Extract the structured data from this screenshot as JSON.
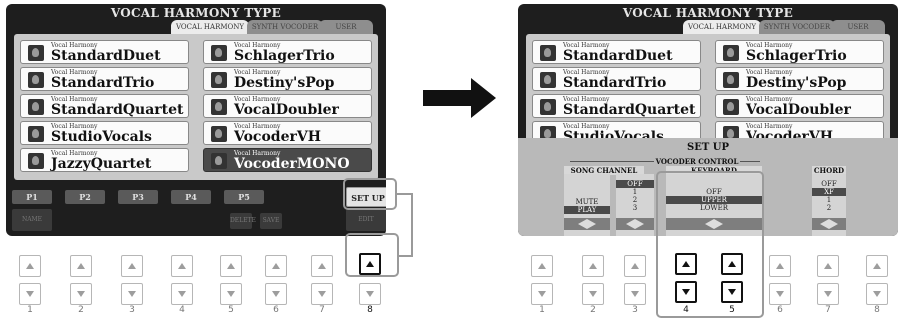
{
  "screen_title": "VOCAL HARMONY TYPE",
  "tabs": [
    "VOCAL HARMONY",
    "SYNTH VOCODER",
    "USER"
  ],
  "types": [
    {
      "category": "Vocal Harmony",
      "name": "StandardDuet"
    },
    {
      "category": "Vocal Harmony",
      "name": "SchlagerTrio"
    },
    {
      "category": "Vocal Harmony",
      "name": "StandardTrio"
    },
    {
      "category": "Vocal Harmony",
      "name": "Destiny'sPop"
    },
    {
      "category": "Vocal Harmony",
      "name": "StandardQuartet"
    },
    {
      "category": "Vocal Harmony",
      "name": "VocalDoubler"
    },
    {
      "category": "Vocal Harmony",
      "name": "StudioVocals"
    },
    {
      "category": "Vocal Harmony",
      "name": "VocoderVH"
    },
    {
      "category": "Vocal Harmony",
      "name": "JazzyQuartet"
    },
    {
      "category": "Vocal Harmony",
      "name": "VocoderMONO"
    }
  ],
  "page_buttons": [
    "P1",
    "P2",
    "P3",
    "P4",
    "P5"
  ],
  "setup_label": "SET UP",
  "function_buttons": {
    "name": "NAME",
    "delete": "DELETE",
    "save": "SAVE",
    "edit": "EDIT"
  },
  "setup": {
    "title": "SET UP",
    "group": "VOCODER CONTROL",
    "song_channel": {
      "title": "SONG CHANNEL",
      "col_a": [
        "MUTE",
        "PLAY"
      ],
      "col_a_selected": "PLAY",
      "col_b": [
        "OFF",
        "1",
        "2",
        "3"
      ],
      "col_b_selected": "OFF"
    },
    "keyboard": {
      "title": "KEYBOARD",
      "options": [
        "OFF",
        "UPPER",
        "LOWER"
      ],
      "selected": "UPPER"
    },
    "chord": {
      "title": "CHORD",
      "options": [
        "OFF",
        "XF",
        "1",
        "2"
      ],
      "selected": "XF"
    }
  },
  "button_numbers": [
    "1",
    "2",
    "3",
    "4",
    "5",
    "6",
    "7",
    "8"
  ],
  "colors": {
    "screen_bg": "#1e1e1e",
    "panel": "#c9c9c9",
    "highlight": "#111111"
  }
}
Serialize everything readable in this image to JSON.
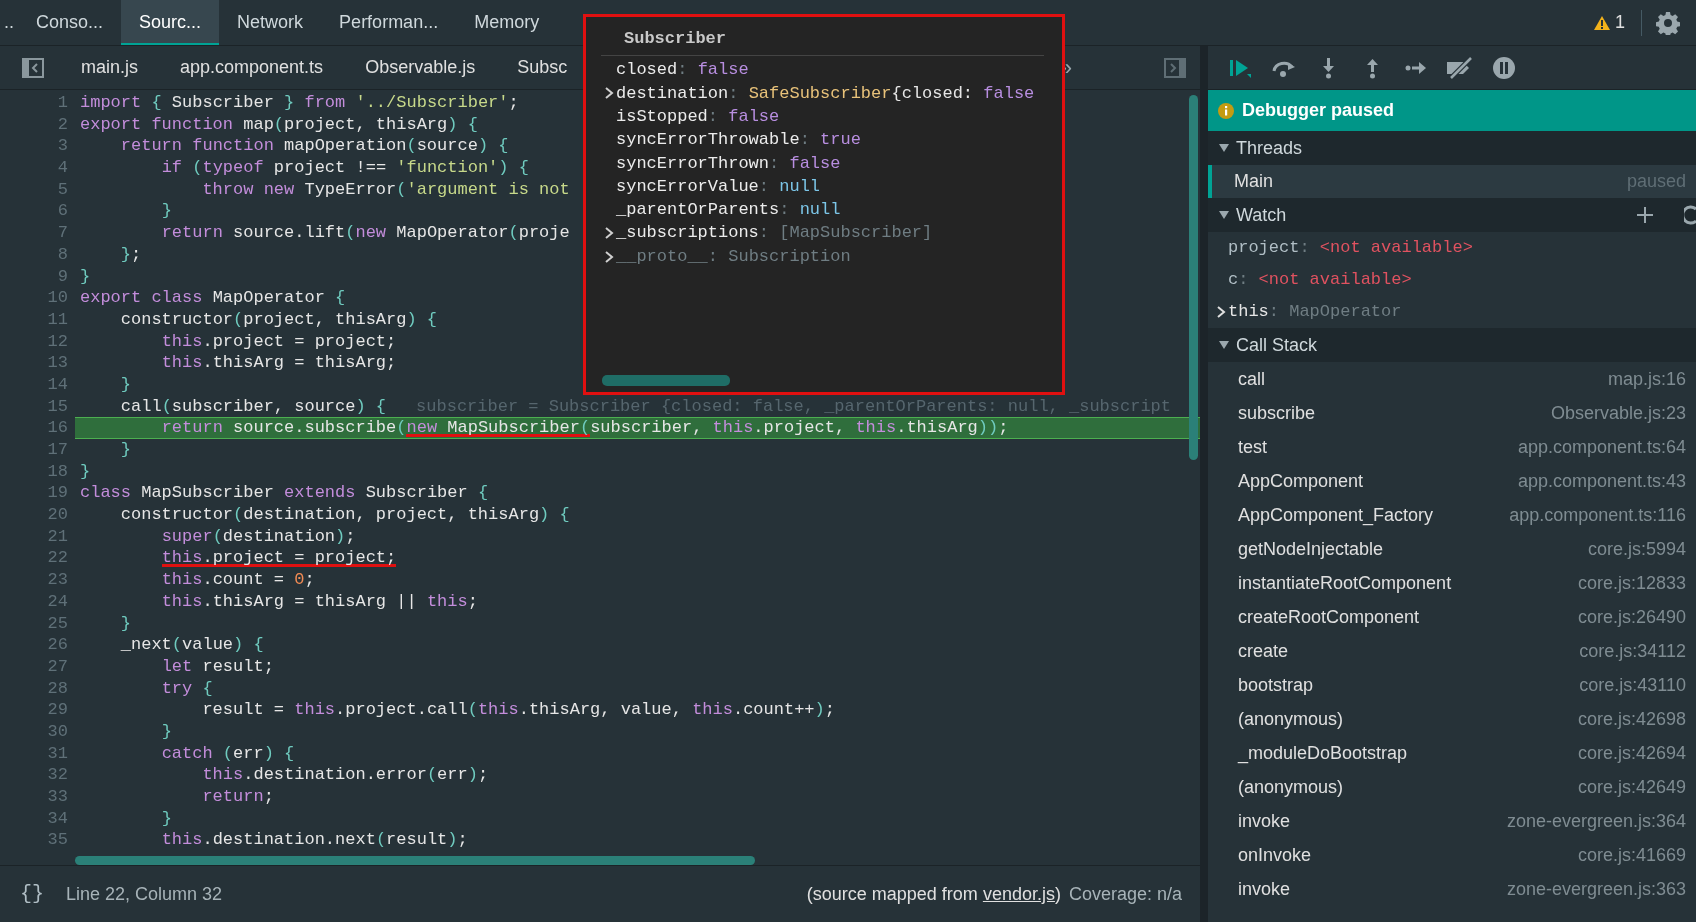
{
  "top_tabs": [
    {
      "label": "..",
      "selected": false
    },
    {
      "label": "Conso...",
      "selected": false
    },
    {
      "label": "Sourc...",
      "selected": true
    },
    {
      "label": "Network",
      "selected": false
    },
    {
      "label": "Performan...",
      "selected": false
    },
    {
      "label": "Memory",
      "selected": false
    }
  ],
  "warnings": "1",
  "file_tabs": [
    {
      "label": "main.js"
    },
    {
      "label": "app.component.ts"
    },
    {
      "label": "Observable.js"
    },
    {
      "label": "Subsc"
    }
  ],
  "file_tabs_more": "»",
  "code": {
    "lines": [
      {
        "number": "1",
        "current": false,
        "tokens": [
          {
            "kind": "keyword",
            "text": "import "
          },
          {
            "kind": "punct",
            "text": "{"
          },
          {
            "kind": "plain",
            "text": " Subscriber "
          },
          {
            "kind": "punct",
            "text": "}"
          },
          {
            "kind": "keyword",
            "text": " from "
          },
          {
            "kind": "string",
            "text": "'../Subscriber'"
          },
          {
            "kind": "plain",
            "text": ";"
          }
        ]
      },
      {
        "number": "2",
        "current": false,
        "tokens": [
          {
            "kind": "keyword",
            "text": "export function "
          },
          {
            "kind": "plain",
            "text": "map"
          },
          {
            "kind": "punct",
            "text": "("
          },
          {
            "kind": "plain",
            "text": "project, thisArg"
          },
          {
            "kind": "punct",
            "text": ") {"
          }
        ]
      },
      {
        "number": "3",
        "current": false,
        "tokens": [
          {
            "kind": "keyword",
            "text": "    return function "
          },
          {
            "kind": "plain",
            "text": "mapOperation"
          },
          {
            "kind": "punct",
            "text": "("
          },
          {
            "kind": "plain",
            "text": "source"
          },
          {
            "kind": "punct",
            "text": ") {"
          }
        ]
      },
      {
        "number": "4",
        "current": false,
        "tokens": [
          {
            "kind": "keyword",
            "text": "        if "
          },
          {
            "kind": "punct",
            "text": "("
          },
          {
            "kind": "keyword",
            "text": "typeof "
          },
          {
            "kind": "plain",
            "text": "project !== "
          },
          {
            "kind": "string",
            "text": "'function'"
          },
          {
            "kind": "punct",
            "text": ") {"
          }
        ]
      },
      {
        "number": "5",
        "current": false,
        "tokens": [
          {
            "kind": "keyword",
            "text": "            throw new "
          },
          {
            "kind": "plain",
            "text": "TypeError"
          },
          {
            "kind": "punct",
            "text": "("
          },
          {
            "kind": "string",
            "text": "'argument is not"
          }
        ]
      },
      {
        "number": "6",
        "current": false,
        "tokens": [
          {
            "kind": "punct",
            "text": "        }"
          }
        ]
      },
      {
        "number": "7",
        "current": false,
        "tokens": [
          {
            "kind": "keyword",
            "text": "        return "
          },
          {
            "kind": "plain",
            "text": "source.lift"
          },
          {
            "kind": "punct",
            "text": "("
          },
          {
            "kind": "keyword",
            "text": "new "
          },
          {
            "kind": "plain",
            "text": "MapOperator"
          },
          {
            "kind": "punct",
            "text": "("
          },
          {
            "kind": "plain",
            "text": "proje"
          }
        ]
      },
      {
        "number": "8",
        "current": false,
        "tokens": [
          {
            "kind": "punct",
            "text": "    }"
          },
          {
            "kind": "plain",
            "text": ";"
          }
        ]
      },
      {
        "number": "9",
        "current": false,
        "tokens": [
          {
            "kind": "punct",
            "text": "}"
          }
        ]
      },
      {
        "number": "10",
        "current": false,
        "tokens": [
          {
            "kind": "keyword",
            "text": "export class "
          },
          {
            "kind": "plain",
            "text": "MapOperator "
          },
          {
            "kind": "punct",
            "text": "{"
          }
        ]
      },
      {
        "number": "11",
        "current": false,
        "tokens": [
          {
            "kind": "plain",
            "text": "    constructor"
          },
          {
            "kind": "punct",
            "text": "("
          },
          {
            "kind": "plain",
            "text": "project, thisArg"
          },
          {
            "kind": "punct",
            "text": ") {"
          }
        ]
      },
      {
        "number": "12",
        "current": false,
        "tokens": [
          {
            "kind": "keyword",
            "text": "        this"
          },
          {
            "kind": "plain",
            "text": ".project = project;"
          }
        ]
      },
      {
        "number": "13",
        "current": false,
        "tokens": [
          {
            "kind": "keyword",
            "text": "        this"
          },
          {
            "kind": "plain",
            "text": ".thisArg = thisArg;"
          }
        ]
      },
      {
        "number": "14",
        "current": false,
        "tokens": [
          {
            "kind": "punct",
            "text": "    }"
          }
        ]
      },
      {
        "number": "15",
        "current": false,
        "inline_value": "subscriber = Subscriber {closed: false, _parentOrParents: null, _subscript",
        "tokens": [
          {
            "kind": "plain",
            "text": "    call"
          },
          {
            "kind": "punct",
            "text": "("
          },
          {
            "kind": "plain",
            "text": "subscriber, source"
          },
          {
            "kind": "punct",
            "text": ") {"
          }
        ]
      },
      {
        "number": "16",
        "current": true,
        "tokens": [
          {
            "kind": "keyword",
            "text": "        return "
          },
          {
            "kind": "plain",
            "text": "source.subscribe"
          },
          {
            "kind": "punct",
            "text": "("
          },
          {
            "kind": "keyword",
            "text": "new ",
            "underlined": true
          },
          {
            "kind": "plain",
            "text": "MapSubscriber",
            "underlined": true
          },
          {
            "kind": "punct",
            "text": "(",
            "underlined": true
          },
          {
            "kind": "plain",
            "text": "subscriber, "
          },
          {
            "kind": "keyword",
            "text": "this"
          },
          {
            "kind": "plain",
            "text": ".project, "
          },
          {
            "kind": "keyword",
            "text": "this"
          },
          {
            "kind": "plain",
            "text": ".thisArg"
          },
          {
            "kind": "punct",
            "text": "))"
          },
          {
            "kind": "plain",
            "text": ";"
          }
        ]
      },
      {
        "number": "17",
        "current": false,
        "tokens": [
          {
            "kind": "punct",
            "text": "    }"
          }
        ]
      },
      {
        "number": "18",
        "current": false,
        "tokens": [
          {
            "kind": "punct",
            "text": "}"
          }
        ]
      },
      {
        "number": "19",
        "current": false,
        "tokens": [
          {
            "kind": "keyword",
            "text": "class "
          },
          {
            "kind": "plain",
            "text": "MapSubscriber "
          },
          {
            "kind": "keyword",
            "text": "extends "
          },
          {
            "kind": "plain",
            "text": "Subscriber "
          },
          {
            "kind": "punct",
            "text": "{"
          }
        ]
      },
      {
        "number": "20",
        "current": false,
        "tokens": [
          {
            "kind": "plain",
            "text": "    constructor"
          },
          {
            "kind": "punct",
            "text": "("
          },
          {
            "kind": "plain",
            "text": "destination, project, thisArg"
          },
          {
            "kind": "punct",
            "text": ") {"
          }
        ]
      },
      {
        "number": "21",
        "current": false,
        "tokens": [
          {
            "kind": "keyword",
            "text": "        super"
          },
          {
            "kind": "punct",
            "text": "("
          },
          {
            "kind": "plain",
            "text": "destination"
          },
          {
            "kind": "punct",
            "text": ")"
          },
          {
            "kind": "plain",
            "text": ";"
          }
        ]
      },
      {
        "number": "22",
        "current": false,
        "tokens": [
          {
            "kind": "keyword",
            "text": "        this",
            "underlined": true
          },
          {
            "kind": "plain",
            "text": ".project = project;",
            "underlined": true
          }
        ]
      },
      {
        "number": "23",
        "current": false,
        "tokens": [
          {
            "kind": "keyword",
            "text": "        this"
          },
          {
            "kind": "plain",
            "text": ".count = "
          },
          {
            "kind": "number",
            "text": "0"
          },
          {
            "kind": "plain",
            "text": ";"
          }
        ]
      },
      {
        "number": "24",
        "current": false,
        "tokens": [
          {
            "kind": "keyword",
            "text": "        this"
          },
          {
            "kind": "plain",
            "text": ".thisArg = thisArg || "
          },
          {
            "kind": "keyword",
            "text": "this"
          },
          {
            "kind": "plain",
            "text": ";"
          }
        ]
      },
      {
        "number": "25",
        "current": false,
        "tokens": [
          {
            "kind": "punct",
            "text": "    }"
          }
        ]
      },
      {
        "number": "26",
        "current": false,
        "tokens": [
          {
            "kind": "plain",
            "text": "    _next"
          },
          {
            "kind": "punct",
            "text": "("
          },
          {
            "kind": "plain",
            "text": "value"
          },
          {
            "kind": "punct",
            "text": ") {"
          }
        ]
      },
      {
        "number": "27",
        "current": false,
        "tokens": [
          {
            "kind": "keyword",
            "text": "        let "
          },
          {
            "kind": "plain",
            "text": "result;"
          }
        ]
      },
      {
        "number": "28",
        "current": false,
        "tokens": [
          {
            "kind": "keyword",
            "text": "        try "
          },
          {
            "kind": "punct",
            "text": "{"
          }
        ]
      },
      {
        "number": "29",
        "current": false,
        "tokens": [
          {
            "kind": "plain",
            "text": "            result = "
          },
          {
            "kind": "keyword",
            "text": "this"
          },
          {
            "kind": "plain",
            "text": ".project.call"
          },
          {
            "kind": "punct",
            "text": "("
          },
          {
            "kind": "keyword",
            "text": "this"
          },
          {
            "kind": "plain",
            "text": ".thisArg, value, "
          },
          {
            "kind": "keyword",
            "text": "this"
          },
          {
            "kind": "plain",
            "text": ".count++"
          },
          {
            "kind": "punct",
            "text": ")"
          },
          {
            "kind": "plain",
            "text": ";"
          }
        ]
      },
      {
        "number": "30",
        "current": false,
        "tokens": [
          {
            "kind": "punct",
            "text": "        }"
          }
        ]
      },
      {
        "number": "31",
        "current": false,
        "tokens": [
          {
            "kind": "keyword",
            "text": "        catch "
          },
          {
            "kind": "punct",
            "text": "("
          },
          {
            "kind": "plain",
            "text": "err"
          },
          {
            "kind": "punct",
            "text": ") {"
          }
        ]
      },
      {
        "number": "32",
        "current": false,
        "tokens": [
          {
            "kind": "keyword",
            "text": "            this"
          },
          {
            "kind": "plain",
            "text": ".destination.error"
          },
          {
            "kind": "punct",
            "text": "("
          },
          {
            "kind": "plain",
            "text": "err"
          },
          {
            "kind": "punct",
            "text": ")"
          },
          {
            "kind": "plain",
            "text": ";"
          }
        ]
      },
      {
        "number": "33",
        "current": false,
        "tokens": [
          {
            "kind": "keyword",
            "text": "            return"
          },
          {
            "kind": "plain",
            "text": ";"
          }
        ]
      },
      {
        "number": "34",
        "current": false,
        "tokens": [
          {
            "kind": "punct",
            "text": "        }"
          }
        ]
      },
      {
        "number": "35",
        "current": false,
        "tokens": [
          {
            "kind": "keyword",
            "text": "        this"
          },
          {
            "kind": "plain",
            "text": ".destination.next"
          },
          {
            "kind": "punct",
            "text": "("
          },
          {
            "kind": "plain",
            "text": "result"
          },
          {
            "kind": "punct",
            "text": ")"
          },
          {
            "kind": "plain",
            "text": ";"
          }
        ]
      }
    ]
  },
  "status_bar": {
    "pretty_print": "{}",
    "position": "Line 22, Column 32",
    "source_prefix": "(source mapped from ",
    "source_link": "vendor.js",
    "source_suffix": ")",
    "coverage": "Coverage: n/a"
  },
  "popup": {
    "title": "Subscriber",
    "properties": [
      {
        "name": "closed",
        "expandable": false,
        "inherited": false,
        "value": [
          {
            "kind": "dim",
            "text": ": "
          },
          {
            "kind": "bool",
            "text": "false"
          }
        ]
      },
      {
        "name": "destination",
        "expandable": true,
        "inherited": false,
        "value": [
          {
            "kind": "dim",
            "text": ": "
          },
          {
            "kind": "class",
            "text": "SafeSubscriber"
          },
          {
            "kind": "plain",
            "text": " {closed: "
          },
          {
            "kind": "bool",
            "text": "false"
          }
        ]
      },
      {
        "name": "isStopped",
        "expandable": false,
        "inherited": false,
        "value": [
          {
            "kind": "dim",
            "text": ": "
          },
          {
            "kind": "bool",
            "text": "false"
          }
        ]
      },
      {
        "name": "syncErrorThrowable",
        "expandable": false,
        "inherited": false,
        "value": [
          {
            "kind": "dim",
            "text": ": "
          },
          {
            "kind": "bool",
            "text": "true"
          }
        ]
      },
      {
        "name": "syncErrorThrown",
        "expandable": false,
        "inherited": false,
        "value": [
          {
            "kind": "dim",
            "text": ": "
          },
          {
            "kind": "bool",
            "text": "false"
          }
        ]
      },
      {
        "name": "syncErrorValue",
        "expandable": false,
        "inherited": false,
        "value": [
          {
            "kind": "dim",
            "text": ": "
          },
          {
            "kind": "null",
            "text": "null"
          }
        ]
      },
      {
        "name": "_parentOrParents",
        "expandable": false,
        "inherited": false,
        "value": [
          {
            "kind": "dim",
            "text": ": "
          },
          {
            "kind": "null",
            "text": "null"
          }
        ]
      },
      {
        "name": "_subscriptions",
        "expandable": true,
        "inherited": false,
        "value": [
          {
            "kind": "dim",
            "text": ": [MapSubscriber]"
          }
        ]
      },
      {
        "name": "__proto__",
        "expandable": true,
        "inherited": true,
        "value": [
          {
            "kind": "dim",
            "text": ": Subscription"
          }
        ]
      }
    ]
  },
  "debugger": {
    "banner": "Debugger paused",
    "sections": [
      {
        "kind": "threads",
        "title": "Threads",
        "expanded": true,
        "threads": [
          {
            "name": "Main",
            "state": "paused",
            "selected": true
          }
        ]
      },
      {
        "kind": "watch",
        "title": "Watch",
        "expanded": true,
        "items": [
          {
            "name": "project",
            "expandable": false,
            "value": [
              {
                "kind": "dim",
                "text": ": "
              },
              {
                "kind": "error",
                "text": "<not available>"
              }
            ]
          },
          {
            "name": "c",
            "expandable": false,
            "value": [
              {
                "kind": "dim",
                "text": ": "
              },
              {
                "kind": "error",
                "text": "<not available>"
              }
            ]
          },
          {
            "name": "this",
            "expandable": true,
            "value": [
              {
                "kind": "dim",
                "text": ": MapOperator"
              }
            ]
          }
        ]
      },
      {
        "kind": "callstack",
        "title": "Call Stack",
        "expanded": true,
        "frames": [
          {
            "name": "call",
            "location": "map.js:16"
          },
          {
            "name": "subscribe",
            "location": "Observable.js:23"
          },
          {
            "name": "test",
            "location": "app.component.ts:64"
          },
          {
            "name": "AppComponent",
            "location": "app.component.ts:43"
          },
          {
            "name": "AppComponent_Factory",
            "location": "app.component.ts:116"
          },
          {
            "name": "getNodeInjectable",
            "location": "core.js:5994"
          },
          {
            "name": "instantiateRootComponent",
            "location": "core.js:12833"
          },
          {
            "name": "createRootComponent",
            "location": "core.js:26490"
          },
          {
            "name": "create",
            "location": "core.js:34112"
          },
          {
            "name": "bootstrap",
            "location": "core.js:43110"
          },
          {
            "name": "(anonymous)",
            "location": "core.js:42698"
          },
          {
            "name": "_moduleDoBootstrap",
            "location": "core.js:42694"
          },
          {
            "name": "(anonymous)",
            "location": "core.js:42649"
          },
          {
            "name": "invoke",
            "location": "zone-evergreen.js:364"
          },
          {
            "name": "onInvoke",
            "location": "core.js:41669"
          },
          {
            "name": "invoke",
            "location": "zone-evergreen.js:363"
          }
        ]
      }
    ]
  }
}
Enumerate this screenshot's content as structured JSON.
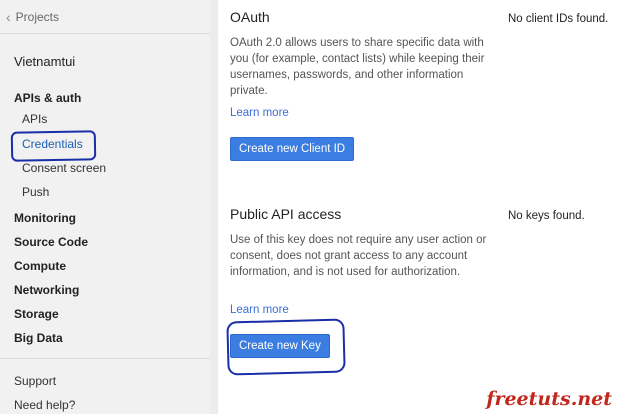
{
  "nav": {
    "back_label": "Projects"
  },
  "project": {
    "name": "Vietnamtui"
  },
  "sidebar": {
    "groups": {
      "apis_auth": "APIs & auth",
      "apis": "APIs",
      "credentials": "Credentials",
      "consent_screen": "Consent screen",
      "push": "Push",
      "monitoring": "Monitoring",
      "source_code": "Source Code",
      "compute": "Compute",
      "networking": "Networking",
      "storage": "Storage",
      "big_data": "Big Data"
    },
    "support": "Support",
    "need_help": "Need help?"
  },
  "oauth": {
    "title": "OAuth",
    "description": "OAuth 2.0 allows users to share specific data with you (for example, contact lists) while keeping their usernames, passwords, and other information private.",
    "learn_more": "Learn more",
    "button": "Create new Client ID",
    "status": "No client IDs found."
  },
  "public_api": {
    "title": "Public API access",
    "description": "Use of this key does not require any user action or consent, does not grant access to any account information, and is not used for authorization.",
    "learn_more": "Learn more",
    "button": "Create new Key",
    "status": "No keys found."
  },
  "watermark": "freetuts.net",
  "colors": {
    "accent": "#3b7de0",
    "link": "#3a6fd8",
    "active_nav": "#1a5fb4",
    "annotation": "#1a2ea8",
    "watermark": "#c0271d"
  }
}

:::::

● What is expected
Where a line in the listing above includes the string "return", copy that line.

● Your response
            "text": "    return function "
            "text": "        return "
            "text": "        return "
            "text": "            return"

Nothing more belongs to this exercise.